When I was growing up in the 1980s, a photo of Pope John Paul II hung above many Irish fireplaces. That pope held a special place in Irish Catholics’ hearts, as he was the first and only pope ever to visit the country.
He visited in 1979. There wasn’t another papal visit until this summer when Pope Francis came for the World Meeting of Families.
He arrived in Dublin on Saturday, August 25th, and his first engagement was at Áras an Uachtaráin, where he was welcomed by President Michael D. Higgins.
The president released a statement afterwards, striking what would become the tone of the pope’s entire visit. “President Higgins raised with his Holiness the immense suffering and hurt caused by abuse perpetrated by some within the Catholic Church. He spoke of the anger at what was perceived to be the impunity enjoyed by those who had the responsibility of bringing such abuses for action by the appropriate authorities and had not done so.” Yet there was light-heartedness too. Just as Pope John Paul II had done, Pope Francis planted an Irish oak on the lawn of the presidential residence. Visiting dignitaries planting trees here is a tradition older than the Irish State itself.
Next was an official State reception at Dublin Castle. The Taoiseach reiterated the sentiments of the Irish president at this reception and the pope responded with the first of four apologies he was to utter over the weekend. He recognized that the Church’s failure to address abuse had given rise to anger, pain, and shame within the Catholic community, and admitted to sharing those sentiments himself.
This third engagement was in St. Mary’s Pro-Cathedral, which is the episcopal seat of the Catholic Archbishop of Dublin and Primate of Ireland, but even here he couldn’t escape the shadow of abuse scandals.
A Candle of Innocence has burned here since 2011 in memory of all victims of clerical and institutional abuse. Pope Francis said a silent prayer in front of it. Later that day, he had a private meeting with survivors of abuse. Among them were representatives of the Coalition of Mother and Baby Home Survivors, many of whose babies were forcibly removed from them and illegally adopted. Afterwards, they said that the pope had listened to their stories with genuine interest and apologized for the hurt they had suffered.
Pope Francis’ final engagement on Saturday was the Feast of the Families Festival in Croke Park. This was a joyous affair, with 80,000 Catholics from all over the world singing and dancing together.
Sunday started with a flight to Knock in County Mayo. It’s believed to have been the site of an apparition of the Virgin Mary in 1879 and the main reason Pope John Paul II timed his visit to Ireland for 1979 was to mark its centenary. The rain was pelting down in typically Irish fashion when Pope Francis landed. However, it didn’t dampen the enthusiasm of the local families, airport staff, and clergy who were waiting to welcome the pope to Knock.

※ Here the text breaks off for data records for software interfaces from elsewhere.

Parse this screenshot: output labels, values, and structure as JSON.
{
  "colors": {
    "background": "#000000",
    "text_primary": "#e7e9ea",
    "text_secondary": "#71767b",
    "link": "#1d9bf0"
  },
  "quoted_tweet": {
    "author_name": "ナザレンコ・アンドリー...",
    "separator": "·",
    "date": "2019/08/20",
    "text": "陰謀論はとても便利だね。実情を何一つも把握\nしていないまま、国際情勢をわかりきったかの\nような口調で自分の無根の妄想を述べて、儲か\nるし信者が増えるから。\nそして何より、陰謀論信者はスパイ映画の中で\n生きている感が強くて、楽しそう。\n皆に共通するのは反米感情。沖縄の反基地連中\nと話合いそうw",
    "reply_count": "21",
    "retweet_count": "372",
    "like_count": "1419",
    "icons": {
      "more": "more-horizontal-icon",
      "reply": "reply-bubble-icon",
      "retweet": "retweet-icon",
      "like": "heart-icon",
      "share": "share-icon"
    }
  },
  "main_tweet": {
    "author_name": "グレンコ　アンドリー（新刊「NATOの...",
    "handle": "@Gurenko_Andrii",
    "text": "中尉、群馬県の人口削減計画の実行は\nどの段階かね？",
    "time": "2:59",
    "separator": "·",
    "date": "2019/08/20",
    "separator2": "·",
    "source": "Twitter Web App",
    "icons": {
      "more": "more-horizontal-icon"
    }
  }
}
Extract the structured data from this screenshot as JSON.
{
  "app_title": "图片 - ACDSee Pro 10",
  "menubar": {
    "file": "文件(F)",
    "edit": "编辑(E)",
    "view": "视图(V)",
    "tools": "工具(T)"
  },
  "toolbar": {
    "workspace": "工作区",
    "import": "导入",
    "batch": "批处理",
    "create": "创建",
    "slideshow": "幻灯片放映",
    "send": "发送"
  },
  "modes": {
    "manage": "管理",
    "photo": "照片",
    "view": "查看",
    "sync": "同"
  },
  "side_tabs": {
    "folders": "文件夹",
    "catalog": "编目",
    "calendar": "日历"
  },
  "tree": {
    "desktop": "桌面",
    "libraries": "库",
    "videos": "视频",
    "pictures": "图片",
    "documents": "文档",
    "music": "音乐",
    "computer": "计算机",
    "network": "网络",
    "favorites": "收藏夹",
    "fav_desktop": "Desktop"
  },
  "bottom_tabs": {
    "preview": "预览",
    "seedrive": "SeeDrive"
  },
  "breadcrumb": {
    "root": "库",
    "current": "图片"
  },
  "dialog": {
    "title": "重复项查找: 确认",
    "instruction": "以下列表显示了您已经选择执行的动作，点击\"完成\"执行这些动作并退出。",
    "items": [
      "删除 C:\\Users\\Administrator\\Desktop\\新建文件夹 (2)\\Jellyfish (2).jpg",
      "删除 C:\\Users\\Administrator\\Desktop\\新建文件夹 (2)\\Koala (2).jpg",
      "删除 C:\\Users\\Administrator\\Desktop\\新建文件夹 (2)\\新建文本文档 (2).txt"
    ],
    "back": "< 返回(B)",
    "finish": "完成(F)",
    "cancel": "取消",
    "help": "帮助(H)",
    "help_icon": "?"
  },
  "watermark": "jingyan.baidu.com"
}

A further 45,000 people awaited him at the shrine itself. Here, he said the Angelus and took the opportunity to apologize once again. “None of us can fail to be moved by the stories of young people who suffered abuse, were robbed of their innocence, were separated from their mothers, and were scarred by painful memories,” he said. “I beg the Lord’s forgiveness for these sins and for the scandal and betrayal felt by so many others in God’s family.”
Back in Dublin, Pope Francis travelled to the Phoenix Park to say mass. This was to be the set piece of his entire visit. In 1979, 1.25 million people attended Pope John Paul II’s mass. However, only an estimated 130,000 turned out for Pope Francis.
One of the reasons for this low attendance is the Say Nope to the Pope campaign, which block-booked some of the 500,000 tickets with no intention of attending the mass.
These weren’t the only protests. A number took place across Ireland.
The most popular was Stand4Truth. Writer Marian Keyes and singer Hozier were among the 1000 who congregated in Dublin’s Garden of Remembrance to stand in solidarity with victims of church-led abuse.
Meanwhile, a silent vigil was held in Tuam, County Galway to remember the women and children who died in Ireland’s mother and baby homes.
Pope Francis met with Irish bishops after the mass and then returned to Rome. The second papal visit to Ireland was over, having revealed much about Ireland’s relationship with the Catholic Church today.
In 1979, few of us had any idea of the abuses being carried out and covered up by members of the Church. The institution was still held above all others, so much so that half the country turned out to catch a glimpse of the pope on his three-day visit.
Today, Irish faith is in crisis. This was made clear by the contrast between us and those who had travelled from overseas for the World Meeting of Families. The foreigners expressed a joy in their faith that was missing from the subdued faces of Irish Catholics who looked battle-worn and weary from decades of being disappointed by their Church.
This papal visit was long overdue. The apologies were much needed. Now the Church needs to do real penance for the hurt it’s inflicted on so many here in Ireland. ♦